Ovine footrot is characterised by interdigital dermatitis (ID) and by the separation of the skin and hoof horn (under-running footrot). Dichelobacter nodosus is the essential pathogen causing footrot; the role of other microorganisms in this disease remains unclear. The aims of this study were (i) to investigate the colonisation of D nodosus, Fusobacterium necrophorum and Treponema species in biopsies from the ovine interdigital skin of healthy, ID and footrot-affected feet and (ii) to characterise the virulence of D nodosus strains in those biopsies. Postslaughter biopsy samples (n=241) were collected and analysed by real-time PCR to determine prevalence and load of the different bacterial species. The highest prevalence and load of D nodosus were found on feet with ID. The vast majority of samples contained virulent D nodosus and some samples contained both virulent and benign D nodosus. Notably, the more pathogenic subspecies of F necrophorum was found in samples from UK sheep. Our findings provide further insights into the role bacterial colonisation may play in the early stage of ID and in the progression towards footrot.

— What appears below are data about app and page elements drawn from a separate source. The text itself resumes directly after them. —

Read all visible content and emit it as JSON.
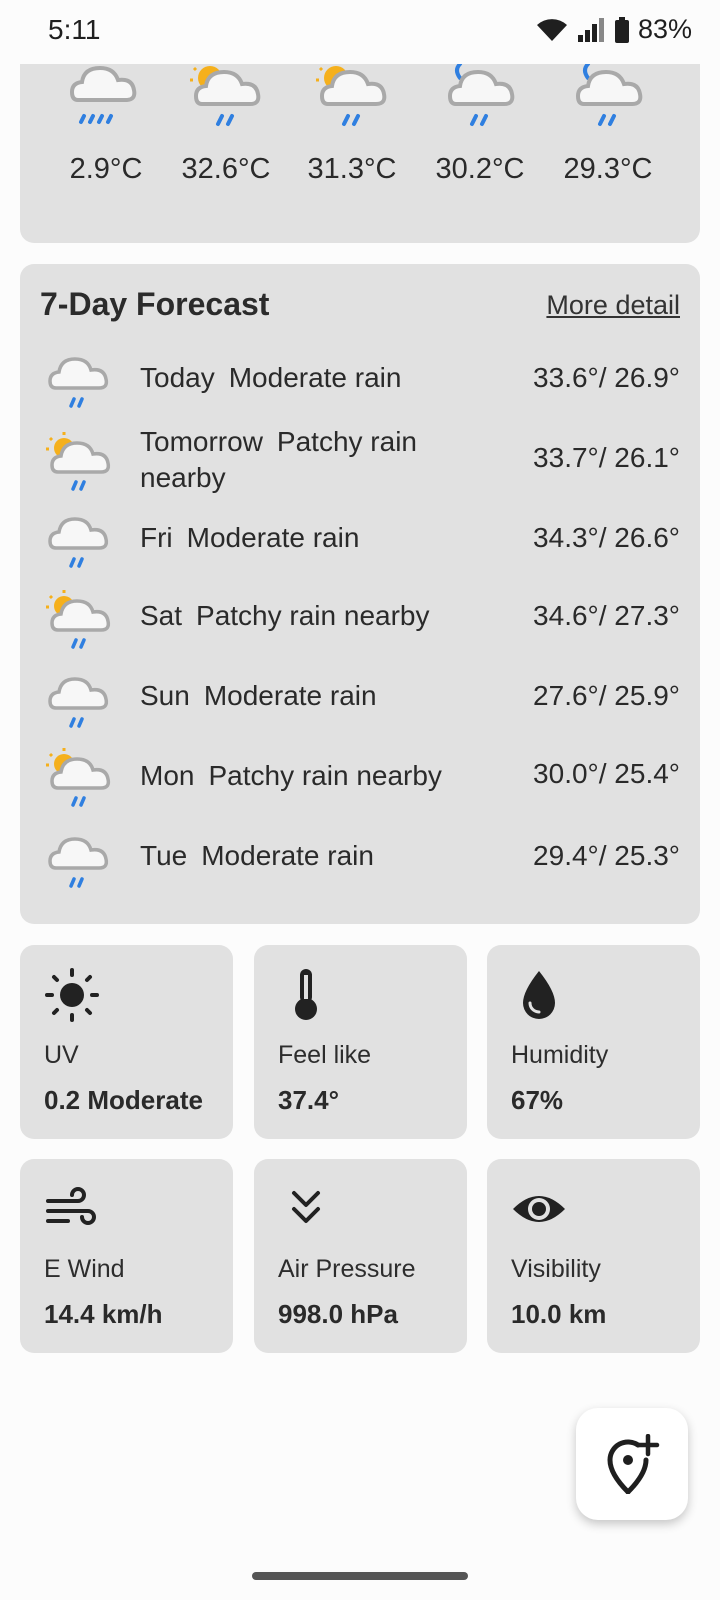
{
  "status": {
    "time": "5:11",
    "battery": "83%"
  },
  "hourly": [
    {
      "temp": "2.9°C",
      "icon": "cloud-rain-icon"
    },
    {
      "temp": "32.6°C",
      "icon": "sun-cloud-rain-icon"
    },
    {
      "temp": "31.3°C",
      "icon": "sun-cloud-rain-icon"
    },
    {
      "temp": "30.2°C",
      "icon": "moon-cloud-rain-icon"
    },
    {
      "temp": "29.3°C",
      "icon": "moon-cloud-rain-icon"
    }
  ],
  "forecast": {
    "title": "7-Day Forecast",
    "more": "More detail",
    "days": [
      {
        "day": "Today",
        "cond": "Moderate rain",
        "temps": "33.6°/ 26.9°",
        "icon": "cloud-rain-icon"
      },
      {
        "day": "Tomorrow",
        "cond": "Patchy rain nearby",
        "temps": "33.7°/ 26.1°",
        "icon": "sun-cloud-rain-icon"
      },
      {
        "day": "Fri",
        "cond": "Moderate rain",
        "temps": "34.3°/ 26.6°",
        "icon": "cloud-rain-icon"
      },
      {
        "day": "Sat",
        "cond": "Patchy rain nearby",
        "temps": "34.6°/ 27.3°",
        "icon": "sun-cloud-rain-icon"
      },
      {
        "day": "Sun",
        "cond": "Moderate rain",
        "temps": "27.6°/ 25.9°",
        "icon": "cloud-rain-icon"
      },
      {
        "day": "Mon",
        "cond": "Patchy rain nearby",
        "temps": "30.0°/ 25.4°",
        "icon": "sun-cloud-rain-icon"
      },
      {
        "day": "Tue",
        "cond": "Moderate rain",
        "temps": "29.4°/ 25.3°",
        "icon": "cloud-rain-icon"
      }
    ]
  },
  "tiles": {
    "uv": {
      "label": "UV",
      "value": "0.2 Moderate",
      "icon": "sun-icon"
    },
    "feel": {
      "label": "Feel like",
      "value": "37.4°",
      "icon": "thermometer-icon"
    },
    "humidity": {
      "label": "Humidity",
      "value": "67%",
      "icon": "water-drop-icon"
    },
    "wind": {
      "label": "E Wind",
      "value": "14.4 km/h",
      "icon": "wind-icon"
    },
    "pressure": {
      "label": "Air Pressure",
      "value": "998.0 hPa",
      "icon": "double-chevron-down-icon"
    },
    "visibility": {
      "label": "Visibility",
      "value": "10.0 km",
      "icon": "eye-icon"
    }
  },
  "colors": {
    "card": "#e1e1e1",
    "rain": "#2f7fe0",
    "sun": "#f5b01c",
    "cloud": "#a9a9a9"
  }
}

- Interdigital dermatitis
- Bacterial prevalence
- Dichelobacter nodosus virulence
- Interdigital skin